A recent Centers for Disease Control and Prevention report found that the estimated HIV acquisition rate in the United States had remained essentially stable between 2014 and 2018, at about 36,400.
In the HPTN 083 trial, the safety data were similar between the two study groups. Eighty percent of those who received cabotegravir reported pain or tenderness at the injection site, compared with 31% of those in the Truvada arm, who received placebo injections. Two percent of those in the cabotegravir arm discontinued the regimen due to injection site reactions, while none of those in the Truvada arm discontinued for this reason.
Now that the placebo arm has been terminated early, everyone in the study will learn which group they were randomized to, and those in the Truvada arm will be offered long-acting injectable cabotegravir. Those randomized to the cabotegravir arm will continue to receive it.
“These study results demonstrate that long-acting injectable cabotegravir dosed every two months can successfully reduce HIV acquisition in at-risk MSM and transgender women,” said Kimberly Smith, MD, head of research and development at ViiV Healthcare. “We are thrilled with the results not only because of the high efficacy of cabotegravir but also because we have demonstrated high efficacy in a study that adequately represents some of the populations most disproportionately impacted by HIV—Black MSM in the U.S., young MSM globally and transgender women.”

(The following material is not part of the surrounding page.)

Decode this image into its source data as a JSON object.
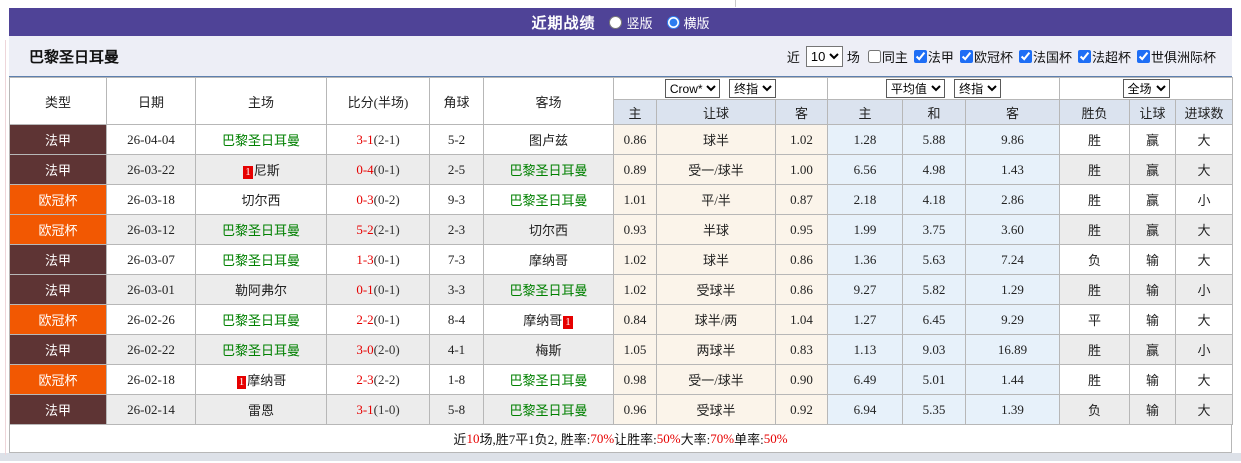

The ongoing HPTN 084 study is assessing long-acting cabotegravir PrEP among cisgender (non-trans) women. It includes more than 3,000 sexually active women in seven African nations. That study also received a recent interim review from its data safety monitoring board, which concluded that the trial should continue as planned.
“This is encouraging news for the HIV prevention field. We need additional prevention options to help people protect themselves from HIV,” said Mitchell Warren, executive director of AVAC, in a separate press release. “We now know that for men and transgender women who have sex with men, [long-acting cabotegravir] appears safe and effective. We look forward to the peer review publication of these data, as well as the results from the ongoing, companion trial in cisgender women, HPTN 084, in hopes that this might be a safe and effective option for all people at risk of HIV infection.”
ViiV is now gearing up to use the HPTN 083 findings in applications for approval of long-acting injectable cabotegravir as PrEP among MSM and trans women.